GIVEN RECORDS:
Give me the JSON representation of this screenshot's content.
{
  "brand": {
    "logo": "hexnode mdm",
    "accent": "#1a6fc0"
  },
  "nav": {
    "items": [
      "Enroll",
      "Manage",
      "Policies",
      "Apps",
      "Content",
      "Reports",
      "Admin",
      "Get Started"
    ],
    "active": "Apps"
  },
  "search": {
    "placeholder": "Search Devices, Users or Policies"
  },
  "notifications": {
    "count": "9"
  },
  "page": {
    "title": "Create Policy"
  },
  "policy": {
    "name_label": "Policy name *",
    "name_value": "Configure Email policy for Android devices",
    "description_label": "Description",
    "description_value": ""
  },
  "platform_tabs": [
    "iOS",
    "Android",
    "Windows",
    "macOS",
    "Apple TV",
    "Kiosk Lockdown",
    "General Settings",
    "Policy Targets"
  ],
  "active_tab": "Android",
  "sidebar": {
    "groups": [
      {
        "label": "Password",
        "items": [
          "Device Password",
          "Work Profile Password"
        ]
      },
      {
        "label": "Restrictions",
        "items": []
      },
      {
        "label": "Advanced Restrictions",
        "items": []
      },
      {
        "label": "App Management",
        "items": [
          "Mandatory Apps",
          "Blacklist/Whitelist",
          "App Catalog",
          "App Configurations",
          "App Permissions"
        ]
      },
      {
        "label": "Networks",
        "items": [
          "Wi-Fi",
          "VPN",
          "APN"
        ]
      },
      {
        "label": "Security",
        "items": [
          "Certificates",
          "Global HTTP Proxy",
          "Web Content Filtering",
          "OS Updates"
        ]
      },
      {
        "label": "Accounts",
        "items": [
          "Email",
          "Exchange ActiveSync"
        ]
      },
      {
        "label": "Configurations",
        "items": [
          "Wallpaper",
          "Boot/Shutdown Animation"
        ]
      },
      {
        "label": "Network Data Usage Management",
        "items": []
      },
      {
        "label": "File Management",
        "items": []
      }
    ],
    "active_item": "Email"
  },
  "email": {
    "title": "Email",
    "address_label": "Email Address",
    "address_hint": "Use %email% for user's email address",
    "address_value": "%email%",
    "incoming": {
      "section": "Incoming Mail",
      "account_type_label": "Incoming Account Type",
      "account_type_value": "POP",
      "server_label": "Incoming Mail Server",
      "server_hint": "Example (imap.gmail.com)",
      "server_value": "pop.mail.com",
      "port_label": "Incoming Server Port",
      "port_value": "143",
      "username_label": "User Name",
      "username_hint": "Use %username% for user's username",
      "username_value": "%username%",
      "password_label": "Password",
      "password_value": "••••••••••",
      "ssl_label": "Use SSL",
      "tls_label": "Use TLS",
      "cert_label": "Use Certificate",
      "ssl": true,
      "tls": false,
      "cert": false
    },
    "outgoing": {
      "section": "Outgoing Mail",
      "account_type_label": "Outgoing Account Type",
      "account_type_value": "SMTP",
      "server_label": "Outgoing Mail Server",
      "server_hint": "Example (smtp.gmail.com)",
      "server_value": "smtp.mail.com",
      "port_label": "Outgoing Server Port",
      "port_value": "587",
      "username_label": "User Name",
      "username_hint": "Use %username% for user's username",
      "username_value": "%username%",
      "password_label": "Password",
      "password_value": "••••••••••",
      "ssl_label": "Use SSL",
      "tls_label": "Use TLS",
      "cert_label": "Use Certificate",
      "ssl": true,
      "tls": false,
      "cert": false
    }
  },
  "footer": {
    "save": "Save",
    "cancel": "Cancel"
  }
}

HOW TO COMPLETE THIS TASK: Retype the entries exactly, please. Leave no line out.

RESULT OF THIS EXERCISE:
Give me the JSON representation of this screenshot's content.
{
  "brand": {
    "logo": "hexnode mdm",
    "accent": "#1a6fc0"
  },
  "nav": {
    "items": [
      "Enroll",
      "Manage",
      "Policies",
      "Apps",
      "Content",
      "Reports",
      "Admin",
      "Get Started"
    ],
    "active": "Apps"
  },
  "search": {
    "placeholder": "Search Devices, Users or Policies"
  },
  "notifications": {
    "count": "9"
  },
  "page": {
    "title": "Create Policy"
  },
  "policy": {
    "name_label": "Policy name *",
    "name_value": "Configure Email policy for Android devices",
    "description_label": "Description",
    "description_value": ""
  },
  "platform_tabs": [
    "iOS",
    "Android",
    "Windows",
    "macOS",
    "Apple TV",
    "Kiosk Lockdown",
    "General Settings",
    "Policy Targets"
  ],
  "active_tab": "Android",
  "sidebar": {
    "groups": [
      {
        "label": "Password",
        "items": [
          "Device Password",
          "Work Profile Password"
        ]
      },
      {
        "label": "Restrictions",
        "items": []
      },
      {
        "label": "Advanced Restrictions",
        "items": []
      },
      {
        "label": "App Management",
        "items": [
          "Mandatory Apps",
          "Blacklist/Whitelist",
          "App Catalog",
          "App Configurations",
          "App Permissions"
        ]
      },
      {
        "label": "Networks",
        "items": [
          "Wi-Fi",
          "VPN",
          "APN"
        ]
      },
      {
        "label": "Security",
        "items": [
          "Certificates",
          "Global HTTP Proxy",
          "Web Content Filtering",
          "OS Updates"
        ]
      },
      {
        "label": "Accounts",
        "items": [
          "Email",
          "Exchange ActiveSync"
        ]
      },
      {
        "label": "Configurations",
        "items": [
          "Wallpaper",
          "Boot/Shutdown Animation"
        ]
      },
      {
        "label": "Network Data Usage Management",
        "items": []
      },
      {
        "label": "File Management",
        "items": []
      }
    ],
    "active_item": "Email"
  },
  "email": {
    "title": "Email",
    "address_label": "Email Address",
    "address_hint": "Use %email% for user's email address",
    "address_value": "%email%",
    "incoming": {
      "section": "Incoming Mail",
      "account_type_label": "Incoming Account Type",
      "account_type_value": "POP",
      "server_label": "Incoming Mail Server",
      "server_hint": "Example (imap.gmail.com)",
      "server_value": "pop.mail.com",
      "port_label": "Incoming Server Port",
      "port_value": "143",
      "username_label": "User Name",
      "username_hint": "Use %username% for user's username",
      "username_value": "%username%",
      "password_label": "Password",
      "password_value": "••••••••••",
      "ssl_label": "Use SSL",
      "tls_label": "Use TLS",
      "cert_label": "Use Certificate",
      "ssl": true,
      "tls": false,
      "cert": false
    },
    "outgoing": {
      "section": "Outgoing Mail",
      "account_type_label": "Outgoing Account Type",
      "account_type_value": "SMTP",
      "server_label": "Outgoing Mail Server",
      "server_hint": "Example (smtp.gmail.com)",
      "server_value": "smtp.mail.com",
      "port_label": "Outgoing Server Port",
      "port_value": "587",
      "username_label": "User Name",
      "username_hint": "Use %username% for user's username",
      "username_value": "%username%",
      "password_label": "Password",
      "password_value": "••••••••••",
      "ssl_label": "Use SSL",
      "tls_label": "Use TLS",
      "cert_label": "Use Certificate",
      "ssl": true,
      "tls": false,
      "cert": false
    }
  },
  "footer": {
    "save": "Save",
    "cancel": "Cancel"
  }
}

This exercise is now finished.